Making money or filling the bowl in takuhatsu is not the point. The point is the practice of acceptance, humility, poverty. It addresses the arrogance of our material times. When we see that we are all homeless, we can fully exchange the meaning of this practice. Our giving away and our receiving are the same act. The spiritual gesture of takuhatsu reminds us where our true treasures lie and that the begging bowl and the hand filling it are always empty.
But coming to that realization on American ground is a path rife with questions and doubts, even for sincere practitioners. Because we live in an area populated by Christian fundamentalists, some followers fear that through takuhatsu we will be misunderstood, and to be misunderstood means to be discriminated against. Others speak of what it means to face the homeless or feel that by begging we might take what would otherwise be given to a homeless beggar. But perhaps the deepest, most debilitating notion—and one that hits the entire nation, not just those contemplating takuhatsu—is the terror of being perceived as, or associated with, the poor.
Takuhatsu is not about experiencing oneself as invisible to society in the sense of being unrecognized, overlooked, forgotten like the homeless, the poor or the aged. It is about realizing the "small" self as invisible. In the practice, we experience invisibility because the person we know by name—the usual daily self—is transformed; there is no one there to need to be noticed. It is the practice of liberation. Of course, we may be tempted to use takuhatsu as a spiritual masquerade, to enjoy accolades because of the exotic nature of the robes or the work. But sincere Zen practice is a mirror where attempts to inflate the ego are leveled again and again. We are brought to see the truth of ourselves—that ego itself is delusion.
Will takuhatsu take root in America? First, a visible monastic stream must flourish. While householder Zen takes hold, such practice must rest on a foundation where training and a clear understanding of dharma are solidly planted.
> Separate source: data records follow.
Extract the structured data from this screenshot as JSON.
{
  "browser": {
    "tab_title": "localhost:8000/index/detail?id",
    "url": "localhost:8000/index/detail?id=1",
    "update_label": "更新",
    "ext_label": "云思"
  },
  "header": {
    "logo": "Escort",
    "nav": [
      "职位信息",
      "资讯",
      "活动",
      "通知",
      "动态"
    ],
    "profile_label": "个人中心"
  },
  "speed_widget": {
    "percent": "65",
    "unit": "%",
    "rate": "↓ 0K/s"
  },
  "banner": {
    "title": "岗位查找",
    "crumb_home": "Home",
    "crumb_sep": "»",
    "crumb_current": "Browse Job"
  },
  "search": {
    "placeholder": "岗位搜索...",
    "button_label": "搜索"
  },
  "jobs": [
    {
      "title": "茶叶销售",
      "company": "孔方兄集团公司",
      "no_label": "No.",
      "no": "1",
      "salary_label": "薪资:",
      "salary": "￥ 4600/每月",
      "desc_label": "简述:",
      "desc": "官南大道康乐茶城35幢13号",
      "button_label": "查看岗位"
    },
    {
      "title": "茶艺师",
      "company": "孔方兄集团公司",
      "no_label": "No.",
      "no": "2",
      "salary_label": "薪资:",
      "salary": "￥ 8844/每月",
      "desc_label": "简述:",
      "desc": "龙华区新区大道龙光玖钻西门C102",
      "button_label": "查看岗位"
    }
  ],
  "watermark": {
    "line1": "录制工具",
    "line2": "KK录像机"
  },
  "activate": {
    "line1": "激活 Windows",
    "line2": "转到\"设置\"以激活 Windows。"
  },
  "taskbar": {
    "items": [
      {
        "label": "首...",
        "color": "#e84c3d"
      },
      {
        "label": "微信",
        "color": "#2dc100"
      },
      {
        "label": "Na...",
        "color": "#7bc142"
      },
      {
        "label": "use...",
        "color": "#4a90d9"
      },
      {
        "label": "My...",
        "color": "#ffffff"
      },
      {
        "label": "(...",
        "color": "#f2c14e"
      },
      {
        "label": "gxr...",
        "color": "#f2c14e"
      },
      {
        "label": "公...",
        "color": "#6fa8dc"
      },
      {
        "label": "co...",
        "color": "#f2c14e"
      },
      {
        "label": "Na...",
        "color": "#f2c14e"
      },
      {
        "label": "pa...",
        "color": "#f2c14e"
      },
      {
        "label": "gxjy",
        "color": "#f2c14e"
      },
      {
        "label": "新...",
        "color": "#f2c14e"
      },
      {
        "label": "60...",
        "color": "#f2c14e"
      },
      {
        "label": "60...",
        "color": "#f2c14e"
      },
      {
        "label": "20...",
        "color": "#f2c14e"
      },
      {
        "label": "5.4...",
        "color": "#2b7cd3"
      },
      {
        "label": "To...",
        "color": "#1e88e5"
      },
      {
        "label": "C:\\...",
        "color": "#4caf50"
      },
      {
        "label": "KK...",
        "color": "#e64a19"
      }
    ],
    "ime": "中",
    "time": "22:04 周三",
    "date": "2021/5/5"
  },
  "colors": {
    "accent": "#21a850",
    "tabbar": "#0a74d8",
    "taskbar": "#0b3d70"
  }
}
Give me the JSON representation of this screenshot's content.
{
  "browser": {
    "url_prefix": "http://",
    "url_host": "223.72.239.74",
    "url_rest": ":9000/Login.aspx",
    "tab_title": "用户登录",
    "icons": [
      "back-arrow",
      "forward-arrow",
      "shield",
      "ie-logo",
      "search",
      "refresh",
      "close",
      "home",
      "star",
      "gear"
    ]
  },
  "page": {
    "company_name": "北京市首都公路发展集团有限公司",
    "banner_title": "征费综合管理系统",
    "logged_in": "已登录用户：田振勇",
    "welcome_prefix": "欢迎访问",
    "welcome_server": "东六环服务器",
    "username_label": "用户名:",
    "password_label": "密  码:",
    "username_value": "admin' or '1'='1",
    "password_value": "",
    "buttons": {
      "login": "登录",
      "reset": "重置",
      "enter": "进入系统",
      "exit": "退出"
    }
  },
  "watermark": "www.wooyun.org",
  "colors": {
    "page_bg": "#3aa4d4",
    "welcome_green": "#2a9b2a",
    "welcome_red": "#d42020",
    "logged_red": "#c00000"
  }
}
In lay practice, we risk becoming a Sunday-only congregation, using the cushions occasionally but not when it interferes with the primary schedule of family life.
The Buddha lived as a mendicant, knowing that poverty—that is, a life of nonacquiring—is necessary to learn nonattachment and acceptance. The alms-round permitted the monks to practice poverty and humility, to overcome vanity. They also learned acceptance, since they were completely dependent upon what was offered, eating only what was put in the bowl, and only once a day. The disciple Makakasho is said to have eaten a leper's finger that had dropped into his bowl, an extreme practice of indiscriminate acceptance. Ryokan ate food that had been shared by insects and grubs, going beyond discrimination of the condition of the food. The laity benefited through receiving the teachings the monks transmitted and gained merit through acts of generosity.
Later in the morning, we walk beside the marina and are photographed by a tourist against the backdrop of the State Capitol Building, a dome that is the copy of our capitol in Washington, D.C. We follow the boats to the farmers' market, where we stand in one area for half an hour. One of us gives the handout to the curious, who walk slowly away, reading. Some, when they understand, return and make an offering. One man gives us a bagel that we later eat for lunch. Back at the zendo, we chant, wash our feet, and place the offerings on the altar. We drink tea, have lunch, feel the stiffness and soreness set into the muscles and joints. We begin to appreciate the life of a mendicant, the life of simplicity in poverty. Poverty: not an end in itself, but a means to a life in Buddha, complete and free.
Eido Frances Carney received dharma transmission from Niho Tetsumei Roshi of Entsuji temple in Japan. She is the teacher at Olympia Zen Center. Photographs by Mark Woytowich.
Image 1: Zen students on alm-rounds in Olympia, Washington.